EXERCISE REQUIREMENTS:
Set down a faithful copy of every record below, with no images.

[Entries from a dataset of interfaces]
--- START ---

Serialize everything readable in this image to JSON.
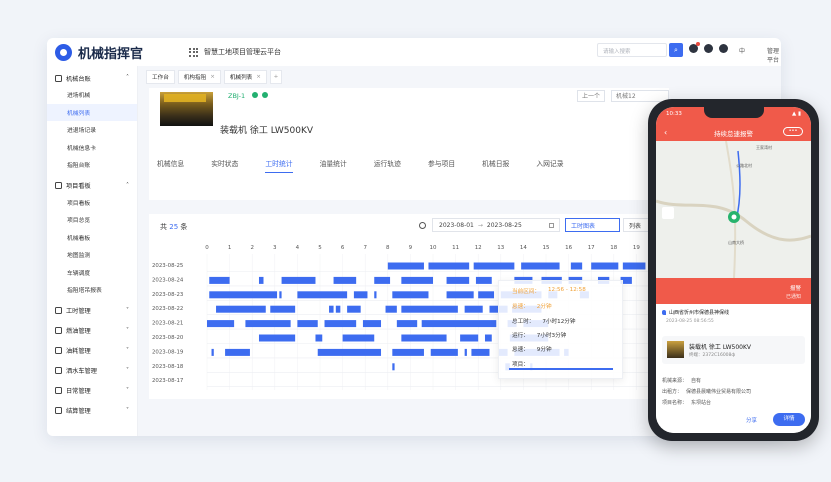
{
  "app": {
    "logo_text": "机械指挥官",
    "platform_title": "智慧工地项目管理云平台"
  },
  "topbar": {
    "search_placeholder": "请输入搜索",
    "language": "中",
    "manage_label": "管理平台"
  },
  "sidebar": {
    "groups": [
      {
        "label": "机械台账",
        "items": [
          "进场机械",
          "机械列表",
          "进退场记录",
          "机械信息卡",
          "指阻台账"
        ]
      },
      {
        "label": "项目看板",
        "items": [
          "项目看板",
          "项目总览",
          "机械看板",
          "地图监测",
          "车辆调度",
          "指阻塔吊报表"
        ]
      },
      {
        "label": "工时管理"
      },
      {
        "label": "燃油管理"
      },
      {
        "label": "油耗管理"
      },
      {
        "label": "洒水车管理"
      },
      {
        "label": "日常管理"
      },
      {
        "label": "结算管理"
      }
    ]
  },
  "page_tabs": [
    "工作台",
    "机构指阻",
    "机械列表"
  ],
  "device": {
    "code": "ZBJ-1",
    "name": "装载机  徐工  LW500KV",
    "prev_label": "上一个",
    "selector_value": "机械12"
  },
  "subtabs": [
    "机械信息",
    "实时状态",
    "工时统计",
    "油量统计",
    "运行轨迹",
    "参与项目",
    "机械日报",
    "入网记录"
  ],
  "chart_header": {
    "total_prefix": "共",
    "total_count": "25",
    "total_suffix": "条",
    "date_from": "2023-08-01",
    "date_sep": "→",
    "date_to": "2023-08-25",
    "view_gantt": "工时图表",
    "view_list": "列表"
  },
  "chart_data": {
    "type": "gantt",
    "x_ticks": [
      "0",
      "1",
      "2",
      "3",
      "4",
      "5",
      "6",
      "7",
      "8",
      "9",
      "10",
      "11",
      "12",
      "13",
      "14",
      "15",
      "16",
      "17",
      "18",
      "19"
    ],
    "xlim": [
      0,
      20
    ],
    "rows": [
      {
        "date": "2023-08-25",
        "segments": [
          [
            8.0,
            9.6
          ],
          [
            9.8,
            11.6
          ],
          [
            11.8,
            13.6
          ],
          [
            13.9,
            15.6
          ],
          [
            16.1,
            16.6
          ],
          [
            17.0,
            18.2
          ],
          [
            18.4,
            19.4
          ]
        ]
      },
      {
        "date": "2023-08-24",
        "segments": [
          [
            0.1,
            1.0
          ],
          [
            2.3,
            2.5
          ],
          [
            3.3,
            4.8
          ],
          [
            5.6,
            6.6
          ],
          [
            7.4,
            8.1
          ],
          [
            8.6,
            10.0
          ],
          [
            10.6,
            11.6
          ],
          [
            11.9,
            12.6
          ],
          [
            13.6,
            14.4
          ],
          [
            14.8,
            15.7
          ],
          [
            16.0,
            16.6
          ],
          [
            17.3,
            17.8
          ],
          [
            18.3,
            18.8
          ]
        ]
      },
      {
        "date": "2023-08-23",
        "segments": [
          [
            0.1,
            3.1
          ],
          [
            3.2,
            3.3
          ],
          [
            4.0,
            6.2
          ],
          [
            6.5,
            7.1
          ],
          [
            7.4,
            7.5
          ],
          [
            8.2,
            9.8
          ],
          [
            10.6,
            11.8
          ],
          [
            12.0,
            12.7
          ],
          [
            13.0,
            14.8
          ],
          [
            15.1,
            15.5
          ],
          [
            16.5,
            16.9
          ]
        ]
      },
      {
        "date": "2023-08-22",
        "segments": [
          [
            0.4,
            2.6
          ],
          [
            2.8,
            3.9
          ],
          [
            5.4,
            5.6
          ],
          [
            5.7,
            5.9
          ],
          [
            6.2,
            6.8
          ],
          [
            7.9,
            8.4
          ],
          [
            8.6,
            11.1
          ],
          [
            11.4,
            12.2
          ],
          [
            12.5,
            13.3
          ],
          [
            13.5,
            14.8
          ]
        ]
      },
      {
        "date": "2023-08-21",
        "segments": [
          [
            0.0,
            1.2
          ],
          [
            1.7,
            3.7
          ],
          [
            4.0,
            4.9
          ],
          [
            5.2,
            6.6
          ],
          [
            6.9,
            7.7
          ],
          [
            8.4,
            9.3
          ],
          [
            9.5,
            12.8
          ],
          [
            13.3,
            13.7
          ],
          [
            14.0,
            15.1
          ]
        ]
      },
      {
        "date": "2023-08-20",
        "segments": [
          [
            2.3,
            3.9
          ],
          [
            4.8,
            5.1
          ],
          [
            6.0,
            7.4
          ],
          [
            8.6,
            10.6
          ],
          [
            11.2,
            12.0
          ],
          [
            12.3,
            12.6
          ],
          [
            13.4,
            15.1
          ]
        ]
      },
      {
        "date": "2023-08-19",
        "segments": [
          [
            0.2,
            0.3
          ],
          [
            0.8,
            1.9
          ],
          [
            4.9,
            7.7
          ],
          [
            8.2,
            9.6
          ],
          [
            9.9,
            11.1
          ],
          [
            11.4,
            11.5
          ],
          [
            11.7,
            12.5
          ],
          [
            12.9,
            13.3
          ],
          [
            13.6,
            15.6
          ],
          [
            15.8,
            16.0
          ]
        ]
      },
      {
        "date": "2023-08-18",
        "segments": [
          [
            8.2,
            8.3
          ],
          [
            13.2,
            13.4
          ],
          [
            14.3,
            14.4
          ]
        ]
      },
      {
        "date": "2023-08-17",
        "segments": []
      },
      {
        "date": "2023-08-16",
        "segments": [
          [
            0.3,
            0.7
          ],
          [
            0.9,
            1.3
          ],
          [
            1.4,
            1.8
          ],
          [
            1.9,
            2.0
          ],
          [
            6.0,
            6.7
          ],
          [
            9.0,
            9.1
          ],
          [
            11.9,
            12.8
          ]
        ]
      }
    ]
  },
  "tooltip": {
    "rows": [
      {
        "k": "当前区间：",
        "v": "12:56 - 12:58",
        "highlight": true
      },
      {
        "k": "怠速：",
        "v": "2分钟",
        "highlight": true
      },
      {
        "k": "总工时：",
        "v": "7小时12分钟",
        "highlight": false
      },
      {
        "k": "运行：",
        "v": "7小时3分钟",
        "highlight": false
      },
      {
        "k": "怠速：",
        "v": "9分钟",
        "highlight": false
      },
      {
        "k": "项目：",
        "v": "",
        "highlight": false
      }
    ]
  },
  "phone": {
    "time": "10:33",
    "signal": "▲ ▮",
    "title": "持续怠速报警",
    "menu": "•••",
    "map_labels": [
      "王家湾村",
      "山南大桥",
      "公路北村"
    ],
    "alert_status": "报警",
    "alert_sub": "已通知",
    "address": "山西省忻州市保德县神保线",
    "address_time": "2023-08-25 08:56:55",
    "vehicle_name": "装载机  徐工  LW500KV",
    "vehicle_sub": "终端：2372C16008ф",
    "kv": [
      {
        "k": "机械来源：",
        "v": "自有"
      },
      {
        "k": "出租方：",
        "v": "保德县晨曦伟业贸易有限公司"
      },
      {
        "k": "项目名称：",
        "v": "东坝站台"
      }
    ],
    "share": "分享",
    "button": "详情"
  },
  "colors": {
    "accent": "#3d6cf0",
    "alert": "#f05a4a",
    "idle": "#f0a035",
    "active_bar": "#3d6cf0"
  }
}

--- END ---

RESULT:
Serialize everything readable in this image to JSON.
{
  "app": {
    "logo_text": "机械指挥官",
    "platform_title": "智慧工地项目管理云平台"
  },
  "topbar": {
    "search_placeholder": "请输入搜索",
    "language": "中",
    "manage_label": "管理平台"
  },
  "sidebar": {
    "groups": [
      {
        "label": "机械台账",
        "items": [
          "进场机械",
          "机械列表",
          "进退场记录",
          "机械信息卡",
          "指阻台账"
        ]
      },
      {
        "label": "项目看板",
        "items": [
          "项目看板",
          "项目总览",
          "机械看板",
          "地图监测",
          "车辆调度",
          "指阻塔吊报表"
        ]
      },
      {
        "label": "工时管理"
      },
      {
        "label": "燃油管理"
      },
      {
        "label": "油耗管理"
      },
      {
        "label": "洒水车管理"
      },
      {
        "label": "日常管理"
      },
      {
        "label": "结算管理"
      }
    ]
  },
  "page_tabs": [
    "工作台",
    "机构指阻",
    "机械列表"
  ],
  "device": {
    "code": "ZBJ-1",
    "name": "装载机  徐工  LW500KV",
    "prev_label": "上一个",
    "selector_value": "机械12"
  },
  "subtabs": [
    "机械信息",
    "实时状态",
    "工时统计",
    "油量统计",
    "运行轨迹",
    "参与项目",
    "机械日报",
    "入网记录"
  ],
  "chart_header": {
    "total_prefix": "共",
    "total_count": "25",
    "total_suffix": "条",
    "date_from": "2023-08-01",
    "date_sep": "→",
    "date_to": "2023-08-25",
    "view_gantt": "工时图表",
    "view_list": "列表"
  },
  "chart_data": {
    "type": "gantt",
    "x_ticks": [
      "0",
      "1",
      "2",
      "3",
      "4",
      "5",
      "6",
      "7",
      "8",
      "9",
      "10",
      "11",
      "12",
      "13",
      "14",
      "15",
      "16",
      "17",
      "18",
      "19"
    ],
    "xlim": [
      0,
      20
    ],
    "rows": [
      {
        "date": "2023-08-25",
        "segments": [
          [
            8.0,
            9.6
          ],
          [
            9.8,
            11.6
          ],
          [
            11.8,
            13.6
          ],
          [
            13.9,
            15.6
          ],
          [
            16.1,
            16.6
          ],
          [
            17.0,
            18.2
          ],
          [
            18.4,
            19.4
          ]
        ]
      },
      {
        "date": "2023-08-24",
        "segments": [
          [
            0.1,
            1.0
          ],
          [
            2.3,
            2.5
          ],
          [
            3.3,
            4.8
          ],
          [
            5.6,
            6.6
          ],
          [
            7.4,
            8.1
          ],
          [
            8.6,
            10.0
          ],
          [
            10.6,
            11.6
          ],
          [
            11.9,
            12.6
          ],
          [
            13.6,
            14.4
          ],
          [
            14.8,
            15.7
          ],
          [
            16.0,
            16.6
          ],
          [
            17.3,
            17.8
          ],
          [
            18.3,
            18.8
          ]
        ]
      },
      {
        "date": "2023-08-23",
        "segments": [
          [
            0.1,
            3.1
          ],
          [
            3.2,
            3.3
          ],
          [
            4.0,
            6.2
          ],
          [
            6.5,
            7.1
          ],
          [
            7.4,
            7.5
          ],
          [
            8.2,
            9.8
          ],
          [
            10.6,
            11.8
          ],
          [
            12.0,
            12.7
          ],
          [
            13.0,
            14.8
          ],
          [
            15.1,
            15.5
          ],
          [
            16.5,
            16.9
          ]
        ]
      },
      {
        "date": "2023-08-22",
        "segments": [
          [
            0.4,
            2.6
          ],
          [
            2.8,
            3.9
          ],
          [
            5.4,
            5.6
          ],
          [
            5.7,
            5.9
          ],
          [
            6.2,
            6.8
          ],
          [
            7.9,
            8.4
          ],
          [
            8.6,
            11.1
          ],
          [
            11.4,
            12.2
          ],
          [
            12.5,
            13.3
          ],
          [
            13.5,
            14.8
          ]
        ]
      },
      {
        "date": "2023-08-21",
        "segments": [
          [
            0.0,
            1.2
          ],
          [
            1.7,
            3.7
          ],
          [
            4.0,
            4.9
          ],
          [
            5.2,
            6.6
          ],
          [
            6.9,
            7.7
          ],
          [
            8.4,
            9.3
          ],
          [
            9.5,
            12.8
          ],
          [
            13.3,
            13.7
          ],
          [
            14.0,
            15.1
          ]
        ]
      },
      {
        "date": "2023-08-20",
        "segments": [
          [
            2.3,
            3.9
          ],
          [
            4.8,
            5.1
          ],
          [
            6.0,
            7.4
          ],
          [
            8.6,
            10.6
          ],
          [
            11.2,
            12.0
          ],
          [
            12.3,
            12.6
          ],
          [
            13.4,
            15.1
          ]
        ]
      },
      {
        "date": "2023-08-19",
        "segments": [
          [
            0.2,
            0.3
          ],
          [
            0.8,
            1.9
          ],
          [
            4.9,
            7.7
          ],
          [
            8.2,
            9.6
          ],
          [
            9.9,
            11.1
          ],
          [
            11.4,
            11.5
          ],
          [
            11.7,
            12.5
          ],
          [
            12.9,
            13.3
          ],
          [
            13.6,
            15.6
          ],
          [
            15.8,
            16.0
          ]
        ]
      },
      {
        "date": "2023-08-18",
        "segments": [
          [
            8.2,
            8.3
          ],
          [
            13.2,
            13.4
          ],
          [
            14.3,
            14.4
          ]
        ]
      },
      {
        "date": "2023-08-17",
        "segments": []
      },
      {
        "date": "2023-08-16",
        "segments": [
          [
            0.3,
            0.7
          ],
          [
            0.9,
            1.3
          ],
          [
            1.4,
            1.8
          ],
          [
            1.9,
            2.0
          ],
          [
            6.0,
            6.7
          ],
          [
            9.0,
            9.1
          ],
          [
            11.9,
            12.8
          ]
        ]
      }
    ]
  },
  "tooltip": {
    "rows": [
      {
        "k": "当前区间：",
        "v": "12:56 - 12:58",
        "highlight": true
      },
      {
        "k": "怠速：",
        "v": "2分钟",
        "highlight": true
      },
      {
        "k": "总工时：",
        "v": "7小时12分钟",
        "highlight": false
      },
      {
        "k": "运行：",
        "v": "7小时3分钟",
        "highlight": false
      },
      {
        "k": "怠速：",
        "v": "9分钟",
        "highlight": false
      },
      {
        "k": "项目：",
        "v": "",
        "highlight": false
      }
    ]
  },
  "phone": {
    "time": "10:33",
    "signal": "▲ ▮",
    "title": "持续怠速报警",
    "menu": "•••",
    "map_labels": [
      "王家湾村",
      "山南大桥",
      "公路北村"
    ],
    "alert_status": "报警",
    "alert_sub": "已通知",
    "address": "山西省忻州市保德县神保线",
    "address_time": "2023-08-25 08:56:55",
    "vehicle_name": "装载机  徐工  LW500KV",
    "vehicle_sub": "终端：2372C16008ф",
    "kv": [
      {
        "k": "机械来源：",
        "v": "自有"
      },
      {
        "k": "出租方：",
        "v": "保德县晨曦伟业贸易有限公司"
      },
      {
        "k": "项目名称：",
        "v": "东坝站台"
      }
    ],
    "share": "分享",
    "button": "详情"
  },
  "colors": {
    "accent": "#3d6cf0",
    "alert": "#f05a4a",
    "idle": "#f0a035",
    "active_bar": "#3d6cf0"
  }
}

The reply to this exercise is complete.